Recipe from Saveur

Serves 4-6


  • 6 dried Kashmiri chiles or pasilla chiles, stemmed
  • 2 small red Thai chiles or 1 red jalapeno, stemmed 
  • 2 pounds lamb shoulder
  • 1 tablespoons black pepper corns
  • 4 green cardamom pods
  • 1 stick of cinnamon
  • 1/4 cup canola oil
  • 1 teaspooon kala jeera (black cumin seeds
  • 10 cloves garlic, mashed into a paste
  • 2 Indian (or regular) bay leaves
  • 1/4 cup tamarind paste
  • 3 tablespoons dried mint
  • 1 tablespoon red chile powder, such as cayenne
  • Kosher salt, to taste.


1.  Cook the lamb.  Heat a six quart saucepan over medium-high heat.  Cook dried chiles until lightly toasted, 1 to 2 minutes.  Transfer to a food processor, add fresh chiles and 1 cup of water.  Puree until smooth and return to pan.  Add lamb, peppercorns, cardamom, cinnamon and 3 cups of water.  Bring to a boil. Reduce the heat to medium low, cook, covered, until lamb is very tender, about one hour.  Transfer the lamb mixture to a bowl. 

2.  Finish the dish.
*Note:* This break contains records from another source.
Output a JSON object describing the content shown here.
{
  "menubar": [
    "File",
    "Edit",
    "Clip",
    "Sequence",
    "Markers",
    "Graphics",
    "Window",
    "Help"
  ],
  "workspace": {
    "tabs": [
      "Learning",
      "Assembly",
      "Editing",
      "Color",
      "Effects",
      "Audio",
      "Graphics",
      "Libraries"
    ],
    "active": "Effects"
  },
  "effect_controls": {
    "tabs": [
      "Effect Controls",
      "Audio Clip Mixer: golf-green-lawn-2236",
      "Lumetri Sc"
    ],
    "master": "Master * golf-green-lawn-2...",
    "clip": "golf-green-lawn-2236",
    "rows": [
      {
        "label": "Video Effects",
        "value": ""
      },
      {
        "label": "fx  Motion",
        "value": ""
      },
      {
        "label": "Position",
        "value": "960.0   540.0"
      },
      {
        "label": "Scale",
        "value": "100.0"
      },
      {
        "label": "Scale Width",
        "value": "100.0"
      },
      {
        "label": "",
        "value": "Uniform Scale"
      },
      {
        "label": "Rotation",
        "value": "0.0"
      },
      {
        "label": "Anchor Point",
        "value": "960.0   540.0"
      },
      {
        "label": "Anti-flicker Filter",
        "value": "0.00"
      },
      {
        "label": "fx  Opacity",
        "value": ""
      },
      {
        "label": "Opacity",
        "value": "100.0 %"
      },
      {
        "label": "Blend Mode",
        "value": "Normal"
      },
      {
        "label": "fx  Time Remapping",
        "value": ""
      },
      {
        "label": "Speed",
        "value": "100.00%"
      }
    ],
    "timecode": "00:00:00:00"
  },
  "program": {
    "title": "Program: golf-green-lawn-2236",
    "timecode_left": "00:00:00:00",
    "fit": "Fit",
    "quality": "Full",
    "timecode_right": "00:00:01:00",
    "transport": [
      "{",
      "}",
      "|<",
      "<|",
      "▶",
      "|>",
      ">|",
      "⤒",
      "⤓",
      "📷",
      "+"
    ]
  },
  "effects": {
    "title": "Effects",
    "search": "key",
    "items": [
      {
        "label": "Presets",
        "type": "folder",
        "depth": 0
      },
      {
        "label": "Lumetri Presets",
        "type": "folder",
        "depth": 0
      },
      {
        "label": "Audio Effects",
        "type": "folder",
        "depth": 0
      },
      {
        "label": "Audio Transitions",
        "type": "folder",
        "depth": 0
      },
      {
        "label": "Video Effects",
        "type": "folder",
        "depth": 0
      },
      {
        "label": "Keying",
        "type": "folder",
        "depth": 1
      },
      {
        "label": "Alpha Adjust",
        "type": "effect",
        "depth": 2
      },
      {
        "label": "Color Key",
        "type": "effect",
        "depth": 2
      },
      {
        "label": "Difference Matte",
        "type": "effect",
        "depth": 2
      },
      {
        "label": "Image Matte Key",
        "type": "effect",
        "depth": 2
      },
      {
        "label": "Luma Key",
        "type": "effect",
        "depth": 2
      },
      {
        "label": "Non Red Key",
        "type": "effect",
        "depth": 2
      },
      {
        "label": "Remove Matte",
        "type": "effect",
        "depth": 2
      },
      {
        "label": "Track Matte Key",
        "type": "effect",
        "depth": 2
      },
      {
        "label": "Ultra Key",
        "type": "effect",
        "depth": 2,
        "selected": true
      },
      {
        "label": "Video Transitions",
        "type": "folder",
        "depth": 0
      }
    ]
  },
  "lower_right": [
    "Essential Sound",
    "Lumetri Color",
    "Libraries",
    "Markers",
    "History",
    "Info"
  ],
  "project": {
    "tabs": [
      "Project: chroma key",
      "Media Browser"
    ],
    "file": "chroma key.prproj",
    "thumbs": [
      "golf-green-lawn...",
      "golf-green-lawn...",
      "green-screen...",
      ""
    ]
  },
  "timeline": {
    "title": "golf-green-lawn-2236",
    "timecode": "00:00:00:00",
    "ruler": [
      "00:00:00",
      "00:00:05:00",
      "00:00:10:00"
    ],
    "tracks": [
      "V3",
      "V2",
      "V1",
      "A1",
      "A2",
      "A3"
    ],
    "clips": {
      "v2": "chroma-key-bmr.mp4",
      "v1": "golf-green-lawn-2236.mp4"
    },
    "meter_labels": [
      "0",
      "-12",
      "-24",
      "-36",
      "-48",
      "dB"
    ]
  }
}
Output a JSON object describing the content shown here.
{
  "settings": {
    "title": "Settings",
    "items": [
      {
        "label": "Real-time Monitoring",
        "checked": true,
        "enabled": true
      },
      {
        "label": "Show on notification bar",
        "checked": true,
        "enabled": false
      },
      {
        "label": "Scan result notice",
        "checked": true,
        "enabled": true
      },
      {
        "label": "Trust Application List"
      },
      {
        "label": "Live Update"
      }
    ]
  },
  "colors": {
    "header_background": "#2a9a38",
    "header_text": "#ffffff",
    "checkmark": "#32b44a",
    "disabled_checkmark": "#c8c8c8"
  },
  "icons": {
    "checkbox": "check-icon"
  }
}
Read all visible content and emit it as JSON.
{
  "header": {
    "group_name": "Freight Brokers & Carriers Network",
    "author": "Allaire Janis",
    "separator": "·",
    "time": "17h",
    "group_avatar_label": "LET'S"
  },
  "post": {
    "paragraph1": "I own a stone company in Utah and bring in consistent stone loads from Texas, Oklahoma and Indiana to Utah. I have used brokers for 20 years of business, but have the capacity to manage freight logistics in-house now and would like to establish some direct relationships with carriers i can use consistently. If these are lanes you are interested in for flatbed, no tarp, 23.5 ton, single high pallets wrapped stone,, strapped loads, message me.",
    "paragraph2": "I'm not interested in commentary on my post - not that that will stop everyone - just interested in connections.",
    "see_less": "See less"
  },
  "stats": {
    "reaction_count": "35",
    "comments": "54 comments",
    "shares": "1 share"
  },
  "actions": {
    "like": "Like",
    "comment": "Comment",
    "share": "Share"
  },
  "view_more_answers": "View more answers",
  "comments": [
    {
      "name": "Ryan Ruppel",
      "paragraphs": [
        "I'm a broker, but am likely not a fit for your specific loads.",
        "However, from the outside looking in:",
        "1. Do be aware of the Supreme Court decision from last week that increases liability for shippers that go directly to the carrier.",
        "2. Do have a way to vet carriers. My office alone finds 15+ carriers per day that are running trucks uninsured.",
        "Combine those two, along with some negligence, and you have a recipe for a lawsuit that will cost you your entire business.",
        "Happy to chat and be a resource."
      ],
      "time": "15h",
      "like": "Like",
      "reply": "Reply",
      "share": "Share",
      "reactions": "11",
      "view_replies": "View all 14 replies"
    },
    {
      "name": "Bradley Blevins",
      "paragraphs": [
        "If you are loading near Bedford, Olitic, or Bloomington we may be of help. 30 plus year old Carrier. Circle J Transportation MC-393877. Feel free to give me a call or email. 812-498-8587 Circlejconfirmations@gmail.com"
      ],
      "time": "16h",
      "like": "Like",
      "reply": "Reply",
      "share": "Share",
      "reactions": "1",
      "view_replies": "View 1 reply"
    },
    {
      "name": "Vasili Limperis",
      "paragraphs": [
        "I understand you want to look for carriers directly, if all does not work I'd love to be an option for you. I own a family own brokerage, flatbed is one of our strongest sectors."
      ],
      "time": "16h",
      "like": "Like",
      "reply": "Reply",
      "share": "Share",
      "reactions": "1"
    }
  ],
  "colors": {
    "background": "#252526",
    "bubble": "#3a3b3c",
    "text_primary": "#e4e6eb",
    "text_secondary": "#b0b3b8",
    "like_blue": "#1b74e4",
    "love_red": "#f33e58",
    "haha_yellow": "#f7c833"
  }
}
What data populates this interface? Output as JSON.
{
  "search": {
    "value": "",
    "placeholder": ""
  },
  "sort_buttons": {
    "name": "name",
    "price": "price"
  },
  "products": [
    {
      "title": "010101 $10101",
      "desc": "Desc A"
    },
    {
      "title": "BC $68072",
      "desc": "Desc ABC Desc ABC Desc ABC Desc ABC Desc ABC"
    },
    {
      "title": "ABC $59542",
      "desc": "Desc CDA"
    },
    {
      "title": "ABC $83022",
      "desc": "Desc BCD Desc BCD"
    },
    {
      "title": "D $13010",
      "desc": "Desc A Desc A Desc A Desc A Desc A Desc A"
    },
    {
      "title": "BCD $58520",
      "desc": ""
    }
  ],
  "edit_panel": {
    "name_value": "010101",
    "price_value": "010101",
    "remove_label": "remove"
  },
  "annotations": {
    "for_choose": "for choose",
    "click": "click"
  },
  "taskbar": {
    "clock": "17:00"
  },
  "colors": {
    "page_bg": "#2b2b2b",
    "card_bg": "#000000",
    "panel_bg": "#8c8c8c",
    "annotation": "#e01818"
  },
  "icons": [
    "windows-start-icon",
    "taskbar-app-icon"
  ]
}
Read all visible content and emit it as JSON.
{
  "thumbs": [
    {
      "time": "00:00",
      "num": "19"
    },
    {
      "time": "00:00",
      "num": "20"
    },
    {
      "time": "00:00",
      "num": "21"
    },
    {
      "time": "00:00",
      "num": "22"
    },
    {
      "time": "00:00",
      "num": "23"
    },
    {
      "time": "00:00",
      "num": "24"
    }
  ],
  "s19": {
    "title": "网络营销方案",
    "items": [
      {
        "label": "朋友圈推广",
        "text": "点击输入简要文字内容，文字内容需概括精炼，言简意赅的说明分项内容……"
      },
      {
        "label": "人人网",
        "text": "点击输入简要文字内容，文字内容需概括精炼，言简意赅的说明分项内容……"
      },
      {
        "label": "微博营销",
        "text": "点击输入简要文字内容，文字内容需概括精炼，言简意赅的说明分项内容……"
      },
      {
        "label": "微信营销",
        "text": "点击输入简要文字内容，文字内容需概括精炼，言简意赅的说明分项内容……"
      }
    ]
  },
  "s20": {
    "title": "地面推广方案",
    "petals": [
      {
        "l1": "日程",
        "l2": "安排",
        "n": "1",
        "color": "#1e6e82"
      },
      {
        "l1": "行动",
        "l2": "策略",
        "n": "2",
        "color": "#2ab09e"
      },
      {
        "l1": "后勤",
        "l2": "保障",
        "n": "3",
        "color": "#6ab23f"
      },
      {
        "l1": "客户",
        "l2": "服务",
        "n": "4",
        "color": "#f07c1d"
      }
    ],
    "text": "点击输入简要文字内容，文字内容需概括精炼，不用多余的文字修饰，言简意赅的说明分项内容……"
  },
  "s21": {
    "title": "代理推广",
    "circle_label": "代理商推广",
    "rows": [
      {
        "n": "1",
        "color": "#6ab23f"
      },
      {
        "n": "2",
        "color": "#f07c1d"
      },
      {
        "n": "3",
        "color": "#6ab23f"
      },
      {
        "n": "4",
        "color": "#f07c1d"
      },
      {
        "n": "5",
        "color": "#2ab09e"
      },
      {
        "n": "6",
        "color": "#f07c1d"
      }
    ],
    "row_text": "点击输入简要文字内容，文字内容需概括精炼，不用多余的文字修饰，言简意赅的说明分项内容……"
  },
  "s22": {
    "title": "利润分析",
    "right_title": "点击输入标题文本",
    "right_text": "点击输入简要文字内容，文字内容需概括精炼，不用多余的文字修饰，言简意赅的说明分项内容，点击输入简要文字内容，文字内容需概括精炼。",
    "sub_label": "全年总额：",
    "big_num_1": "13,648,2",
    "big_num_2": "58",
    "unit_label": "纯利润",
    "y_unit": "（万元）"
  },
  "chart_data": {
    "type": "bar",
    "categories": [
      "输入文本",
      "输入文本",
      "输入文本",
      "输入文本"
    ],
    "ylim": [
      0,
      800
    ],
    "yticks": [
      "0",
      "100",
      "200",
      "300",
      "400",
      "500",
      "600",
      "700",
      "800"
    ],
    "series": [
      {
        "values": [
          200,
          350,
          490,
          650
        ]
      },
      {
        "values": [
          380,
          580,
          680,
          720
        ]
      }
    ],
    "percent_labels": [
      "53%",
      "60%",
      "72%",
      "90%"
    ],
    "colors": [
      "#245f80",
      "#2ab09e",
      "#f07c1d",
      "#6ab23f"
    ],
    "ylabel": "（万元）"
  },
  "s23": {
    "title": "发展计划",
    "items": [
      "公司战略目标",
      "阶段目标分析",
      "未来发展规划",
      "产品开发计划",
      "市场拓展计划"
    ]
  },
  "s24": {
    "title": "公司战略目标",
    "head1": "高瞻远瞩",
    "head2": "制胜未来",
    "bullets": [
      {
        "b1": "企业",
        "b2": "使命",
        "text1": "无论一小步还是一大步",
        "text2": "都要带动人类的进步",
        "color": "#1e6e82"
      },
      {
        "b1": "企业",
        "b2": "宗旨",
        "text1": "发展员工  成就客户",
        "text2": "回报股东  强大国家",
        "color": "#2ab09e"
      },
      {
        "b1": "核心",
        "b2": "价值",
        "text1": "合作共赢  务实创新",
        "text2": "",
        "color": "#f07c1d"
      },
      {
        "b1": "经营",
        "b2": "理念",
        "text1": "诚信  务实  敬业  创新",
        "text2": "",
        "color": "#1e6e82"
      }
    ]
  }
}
Wipe the pan clean; heat oil over medium high.  Cook cumin seeds, garlic and bay leaves until seeds pop, about 1-2 minutes.  Add reserve lamb mixture, the tamarind paste, 1 teaspoon of mint, the chile powder and salt. Bring it to a boil and then reduce the heat to medium. Cook until thickened, about 1 hour.  Garnish with remaining mint.